As the summer months drifted by, our trusty long-termer was called upon to fulfil a variety of roles – furniture removals, a place to sleep in at two music festivals and transport for the annual Gelken holiday, which this year was to the Lake District.
As most of you will already know, the Lake District tends to be very wet (which it was) and very hilly (which it was again, despite the fact that I hadn’t been there for nigh on 25 years).
So what with a 250-mile trip along the M6 to actually get there and a few days driving around the area’s more inaccessible regions, we reckon we gave the Transit a pretty good work-out.
And you know what – not once did this van give me cause for concern, even when we purposely took the most awkward routes.
All Transits have as standard ABS brakes and ESC stability control systems and on several occasions both kicked in as we encountered the usual array of kamikaze drivers with caravans coming the other way who, as they don’t seem to have a clue as to the width of their vehicles, place themselves right in the middle of the road just to be on the ‘safe’ side.
I did baulk at crossing the Hardknot Pass but on the nearby road that crosses Furness Fells I could have sworn that our van magically took on the mantle of a mountain goat as it scrambled gamely up and down some pretty hairy slopes.
When we arrived back home, there was another pleasant surprise in store.

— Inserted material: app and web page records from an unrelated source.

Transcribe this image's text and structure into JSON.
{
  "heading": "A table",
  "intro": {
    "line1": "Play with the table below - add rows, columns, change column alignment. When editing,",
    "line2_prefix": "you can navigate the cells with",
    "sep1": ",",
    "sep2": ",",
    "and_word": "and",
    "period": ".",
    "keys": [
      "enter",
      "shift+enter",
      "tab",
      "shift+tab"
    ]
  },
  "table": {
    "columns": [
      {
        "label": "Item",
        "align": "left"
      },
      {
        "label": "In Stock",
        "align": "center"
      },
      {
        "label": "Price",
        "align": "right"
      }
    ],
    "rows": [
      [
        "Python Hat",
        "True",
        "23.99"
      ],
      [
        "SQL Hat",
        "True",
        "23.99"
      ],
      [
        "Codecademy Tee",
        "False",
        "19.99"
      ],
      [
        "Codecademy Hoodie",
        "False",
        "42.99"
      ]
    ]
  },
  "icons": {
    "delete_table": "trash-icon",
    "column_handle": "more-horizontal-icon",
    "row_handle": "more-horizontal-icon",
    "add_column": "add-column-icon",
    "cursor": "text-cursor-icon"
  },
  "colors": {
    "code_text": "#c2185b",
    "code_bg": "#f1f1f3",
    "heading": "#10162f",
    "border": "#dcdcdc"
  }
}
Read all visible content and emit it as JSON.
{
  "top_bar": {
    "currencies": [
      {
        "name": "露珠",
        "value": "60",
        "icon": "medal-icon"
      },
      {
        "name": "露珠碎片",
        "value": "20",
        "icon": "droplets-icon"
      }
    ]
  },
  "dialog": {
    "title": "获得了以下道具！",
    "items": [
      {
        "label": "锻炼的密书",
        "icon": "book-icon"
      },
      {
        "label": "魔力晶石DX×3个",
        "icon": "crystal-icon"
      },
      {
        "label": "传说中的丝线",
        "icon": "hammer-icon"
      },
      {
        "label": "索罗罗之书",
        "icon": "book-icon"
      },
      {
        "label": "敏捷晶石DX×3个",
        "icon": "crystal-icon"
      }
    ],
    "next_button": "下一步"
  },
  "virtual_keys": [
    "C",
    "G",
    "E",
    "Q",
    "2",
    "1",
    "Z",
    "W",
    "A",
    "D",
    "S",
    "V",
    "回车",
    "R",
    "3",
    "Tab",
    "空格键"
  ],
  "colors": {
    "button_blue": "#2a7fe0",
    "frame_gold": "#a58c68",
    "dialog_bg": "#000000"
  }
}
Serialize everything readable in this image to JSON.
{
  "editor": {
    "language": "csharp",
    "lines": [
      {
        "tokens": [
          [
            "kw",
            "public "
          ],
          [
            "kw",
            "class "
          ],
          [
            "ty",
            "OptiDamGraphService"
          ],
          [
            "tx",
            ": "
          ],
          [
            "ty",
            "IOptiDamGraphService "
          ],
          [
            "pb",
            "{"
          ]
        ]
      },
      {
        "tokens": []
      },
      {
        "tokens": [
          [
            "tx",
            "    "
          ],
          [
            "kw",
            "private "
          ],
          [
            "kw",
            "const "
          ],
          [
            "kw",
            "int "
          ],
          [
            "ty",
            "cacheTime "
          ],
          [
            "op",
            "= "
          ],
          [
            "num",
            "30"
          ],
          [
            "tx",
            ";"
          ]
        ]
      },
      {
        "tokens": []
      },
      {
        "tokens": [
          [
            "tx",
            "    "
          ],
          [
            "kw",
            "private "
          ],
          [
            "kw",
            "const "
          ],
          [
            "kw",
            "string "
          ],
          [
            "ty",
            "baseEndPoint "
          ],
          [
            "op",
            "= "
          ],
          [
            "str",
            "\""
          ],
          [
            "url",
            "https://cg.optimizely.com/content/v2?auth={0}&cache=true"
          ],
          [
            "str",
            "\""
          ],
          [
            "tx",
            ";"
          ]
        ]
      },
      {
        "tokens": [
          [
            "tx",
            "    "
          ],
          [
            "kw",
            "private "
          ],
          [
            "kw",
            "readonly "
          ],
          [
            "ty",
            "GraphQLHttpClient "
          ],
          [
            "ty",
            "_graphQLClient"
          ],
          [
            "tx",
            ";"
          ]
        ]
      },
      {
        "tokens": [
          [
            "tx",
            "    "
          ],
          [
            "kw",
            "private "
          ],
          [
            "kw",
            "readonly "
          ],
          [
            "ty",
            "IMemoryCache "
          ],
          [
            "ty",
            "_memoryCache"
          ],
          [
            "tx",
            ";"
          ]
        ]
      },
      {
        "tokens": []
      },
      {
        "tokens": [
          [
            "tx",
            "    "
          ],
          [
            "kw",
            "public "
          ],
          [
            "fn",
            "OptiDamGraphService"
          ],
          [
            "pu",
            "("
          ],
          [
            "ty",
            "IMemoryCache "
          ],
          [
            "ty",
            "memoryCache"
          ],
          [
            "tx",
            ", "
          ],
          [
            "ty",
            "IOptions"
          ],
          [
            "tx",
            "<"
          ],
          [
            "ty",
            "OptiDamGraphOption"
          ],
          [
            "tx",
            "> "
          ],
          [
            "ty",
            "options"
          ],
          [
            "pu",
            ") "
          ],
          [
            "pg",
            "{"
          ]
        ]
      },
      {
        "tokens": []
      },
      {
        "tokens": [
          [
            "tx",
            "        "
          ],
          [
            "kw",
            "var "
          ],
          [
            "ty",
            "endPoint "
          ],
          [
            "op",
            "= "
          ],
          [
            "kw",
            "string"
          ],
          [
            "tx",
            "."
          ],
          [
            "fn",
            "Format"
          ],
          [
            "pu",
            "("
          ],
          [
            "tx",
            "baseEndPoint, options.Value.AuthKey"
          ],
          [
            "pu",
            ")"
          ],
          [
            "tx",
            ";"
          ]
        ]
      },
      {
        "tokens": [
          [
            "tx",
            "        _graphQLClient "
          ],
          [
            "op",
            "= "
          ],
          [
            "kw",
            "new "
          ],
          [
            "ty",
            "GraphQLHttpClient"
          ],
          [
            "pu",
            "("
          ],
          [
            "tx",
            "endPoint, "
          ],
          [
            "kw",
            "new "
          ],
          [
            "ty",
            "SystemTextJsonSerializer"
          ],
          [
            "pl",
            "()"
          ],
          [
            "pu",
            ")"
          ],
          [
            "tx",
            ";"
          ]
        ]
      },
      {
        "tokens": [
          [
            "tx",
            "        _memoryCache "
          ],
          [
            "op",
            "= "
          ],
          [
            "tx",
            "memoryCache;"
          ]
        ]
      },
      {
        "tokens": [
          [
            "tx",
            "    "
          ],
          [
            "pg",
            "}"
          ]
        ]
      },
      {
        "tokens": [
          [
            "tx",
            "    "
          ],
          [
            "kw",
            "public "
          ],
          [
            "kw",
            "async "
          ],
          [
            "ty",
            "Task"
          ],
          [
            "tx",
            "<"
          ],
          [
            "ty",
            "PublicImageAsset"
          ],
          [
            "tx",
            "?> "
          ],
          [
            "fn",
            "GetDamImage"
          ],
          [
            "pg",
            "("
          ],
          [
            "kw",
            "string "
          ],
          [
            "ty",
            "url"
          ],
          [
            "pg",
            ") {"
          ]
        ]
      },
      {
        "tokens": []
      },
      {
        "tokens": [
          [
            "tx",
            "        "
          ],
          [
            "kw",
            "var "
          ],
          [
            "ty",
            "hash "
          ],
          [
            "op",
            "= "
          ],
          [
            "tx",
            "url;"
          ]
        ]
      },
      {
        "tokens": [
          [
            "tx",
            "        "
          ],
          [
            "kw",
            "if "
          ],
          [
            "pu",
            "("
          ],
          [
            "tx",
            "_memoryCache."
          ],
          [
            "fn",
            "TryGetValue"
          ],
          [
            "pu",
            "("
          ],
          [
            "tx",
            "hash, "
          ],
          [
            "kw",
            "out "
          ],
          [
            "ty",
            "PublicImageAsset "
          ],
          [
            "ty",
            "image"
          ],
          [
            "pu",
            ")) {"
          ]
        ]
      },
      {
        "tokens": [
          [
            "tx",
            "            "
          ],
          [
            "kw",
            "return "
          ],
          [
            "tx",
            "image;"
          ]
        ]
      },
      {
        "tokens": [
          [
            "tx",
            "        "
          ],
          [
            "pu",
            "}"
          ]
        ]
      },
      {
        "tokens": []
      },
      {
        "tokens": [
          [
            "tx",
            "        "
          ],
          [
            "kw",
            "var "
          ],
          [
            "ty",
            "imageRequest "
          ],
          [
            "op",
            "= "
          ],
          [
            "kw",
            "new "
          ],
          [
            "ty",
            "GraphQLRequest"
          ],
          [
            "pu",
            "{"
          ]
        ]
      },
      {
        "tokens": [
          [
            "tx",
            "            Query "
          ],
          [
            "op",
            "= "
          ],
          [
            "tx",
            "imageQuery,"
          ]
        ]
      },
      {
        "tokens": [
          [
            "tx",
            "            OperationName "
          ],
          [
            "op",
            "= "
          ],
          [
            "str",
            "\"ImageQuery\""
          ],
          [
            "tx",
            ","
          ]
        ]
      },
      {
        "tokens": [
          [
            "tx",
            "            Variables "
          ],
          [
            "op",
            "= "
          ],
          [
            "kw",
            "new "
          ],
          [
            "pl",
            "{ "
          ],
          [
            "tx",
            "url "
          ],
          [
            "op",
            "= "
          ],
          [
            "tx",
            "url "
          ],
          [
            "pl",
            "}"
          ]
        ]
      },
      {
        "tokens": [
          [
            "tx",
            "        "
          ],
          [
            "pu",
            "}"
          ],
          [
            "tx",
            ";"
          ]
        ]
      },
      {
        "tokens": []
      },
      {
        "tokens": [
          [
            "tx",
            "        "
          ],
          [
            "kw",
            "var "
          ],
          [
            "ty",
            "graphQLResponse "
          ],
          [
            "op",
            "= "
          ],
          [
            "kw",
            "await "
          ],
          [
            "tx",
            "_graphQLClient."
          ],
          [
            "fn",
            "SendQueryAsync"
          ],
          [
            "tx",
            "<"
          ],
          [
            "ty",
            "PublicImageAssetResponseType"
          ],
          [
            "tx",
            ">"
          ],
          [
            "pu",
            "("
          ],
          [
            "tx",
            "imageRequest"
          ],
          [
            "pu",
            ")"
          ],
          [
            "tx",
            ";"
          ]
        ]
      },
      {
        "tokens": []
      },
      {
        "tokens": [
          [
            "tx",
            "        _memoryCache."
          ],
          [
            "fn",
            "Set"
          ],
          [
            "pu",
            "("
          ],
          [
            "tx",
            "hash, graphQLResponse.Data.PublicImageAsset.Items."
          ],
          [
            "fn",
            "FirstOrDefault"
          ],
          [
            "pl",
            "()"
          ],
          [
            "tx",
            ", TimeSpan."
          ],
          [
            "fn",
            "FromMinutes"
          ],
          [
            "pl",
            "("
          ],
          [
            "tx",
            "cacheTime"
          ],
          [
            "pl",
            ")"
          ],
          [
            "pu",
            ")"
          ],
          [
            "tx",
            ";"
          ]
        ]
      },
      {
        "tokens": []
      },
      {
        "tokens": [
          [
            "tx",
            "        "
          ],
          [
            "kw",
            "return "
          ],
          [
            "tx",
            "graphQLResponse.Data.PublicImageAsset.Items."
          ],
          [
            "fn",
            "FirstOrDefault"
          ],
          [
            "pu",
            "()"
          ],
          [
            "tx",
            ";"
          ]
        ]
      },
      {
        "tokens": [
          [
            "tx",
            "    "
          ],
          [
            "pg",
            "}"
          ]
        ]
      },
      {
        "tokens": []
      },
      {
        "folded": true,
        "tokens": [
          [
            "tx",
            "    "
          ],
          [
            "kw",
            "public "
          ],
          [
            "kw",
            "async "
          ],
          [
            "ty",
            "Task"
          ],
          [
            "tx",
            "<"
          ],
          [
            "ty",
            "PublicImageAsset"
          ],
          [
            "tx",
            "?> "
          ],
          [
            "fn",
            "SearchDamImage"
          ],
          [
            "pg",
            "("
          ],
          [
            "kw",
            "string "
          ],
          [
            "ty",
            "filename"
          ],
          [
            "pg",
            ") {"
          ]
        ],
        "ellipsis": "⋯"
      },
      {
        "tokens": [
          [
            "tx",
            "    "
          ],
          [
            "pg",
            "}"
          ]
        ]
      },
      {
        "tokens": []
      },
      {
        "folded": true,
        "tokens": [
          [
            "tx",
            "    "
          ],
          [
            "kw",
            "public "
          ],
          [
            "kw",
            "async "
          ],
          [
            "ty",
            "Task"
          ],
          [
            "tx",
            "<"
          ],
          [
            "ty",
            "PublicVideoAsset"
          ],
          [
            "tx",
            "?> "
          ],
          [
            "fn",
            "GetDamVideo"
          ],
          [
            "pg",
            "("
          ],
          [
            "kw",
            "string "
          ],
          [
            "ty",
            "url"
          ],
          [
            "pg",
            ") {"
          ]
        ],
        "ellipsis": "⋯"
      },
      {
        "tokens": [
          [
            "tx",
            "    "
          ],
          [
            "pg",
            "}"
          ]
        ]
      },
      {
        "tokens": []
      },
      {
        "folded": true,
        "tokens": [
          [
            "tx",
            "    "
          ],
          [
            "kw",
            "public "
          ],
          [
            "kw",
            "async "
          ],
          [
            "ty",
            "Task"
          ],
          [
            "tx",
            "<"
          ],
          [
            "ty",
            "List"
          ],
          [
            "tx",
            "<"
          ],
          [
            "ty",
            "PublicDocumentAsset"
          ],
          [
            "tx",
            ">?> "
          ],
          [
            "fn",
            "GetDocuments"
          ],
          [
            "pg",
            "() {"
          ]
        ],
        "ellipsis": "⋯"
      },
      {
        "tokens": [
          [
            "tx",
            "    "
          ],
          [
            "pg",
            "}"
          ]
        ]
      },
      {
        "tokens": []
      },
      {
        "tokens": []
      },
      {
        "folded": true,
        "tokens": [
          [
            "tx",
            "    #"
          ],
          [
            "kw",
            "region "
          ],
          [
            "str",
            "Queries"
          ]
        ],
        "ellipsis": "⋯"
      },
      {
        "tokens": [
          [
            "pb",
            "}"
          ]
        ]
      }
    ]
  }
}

I’ve been keeping a close watch on the van’s fuel consumption figure and up until now was slightly disappointed that we were only getting 35mpg, as opposed to the official figure of 39.2mpg.
Well, on that trip – despite all the mountain-climbing shenanigans – our van knocked up a very creditable 38.53mpg.
This may have something to do with my more relaxed driving style thanks to the 70mph speed limiter and it may also be proof of the engine loosening up, but I reckon that magic 40mpg could be reached by the time we hand the Transit back to Ford.
Regular readers will know that I have often criticised the official fuel economy figures because they are calibrated with the vans empty and on a rolling road in a nice warm shed.
That way, a high-roof van will have the same mpg as a low-roof one, which we all know is nonsense in real life.
With this in mind I have always said that on the road with a load on board it is going to be nigh on impossible to match the official figures and have therefore questioned what use they are. But with this latest experience I’m going to have to eat my words.
The idea with our long-termer is that we are going to swap it with one of Ford’s new range of Euro V compliant Transits when they are finally launched later this year (this van is the only Euro V Transit available at present).
And when that new vehicle arrives it will be interesting to discover whether or not it can match – or indeed surpass – this Econetic model.
The result of my little trip was that I now hold the Transit in even greater esteem than I did before, even against a crop of very fine performers.
I asked a van fleet manager once why he thought the Transit was still such a successful van against all the superb newcomers and he told me: “No-one ever got the sack for buying Transits.”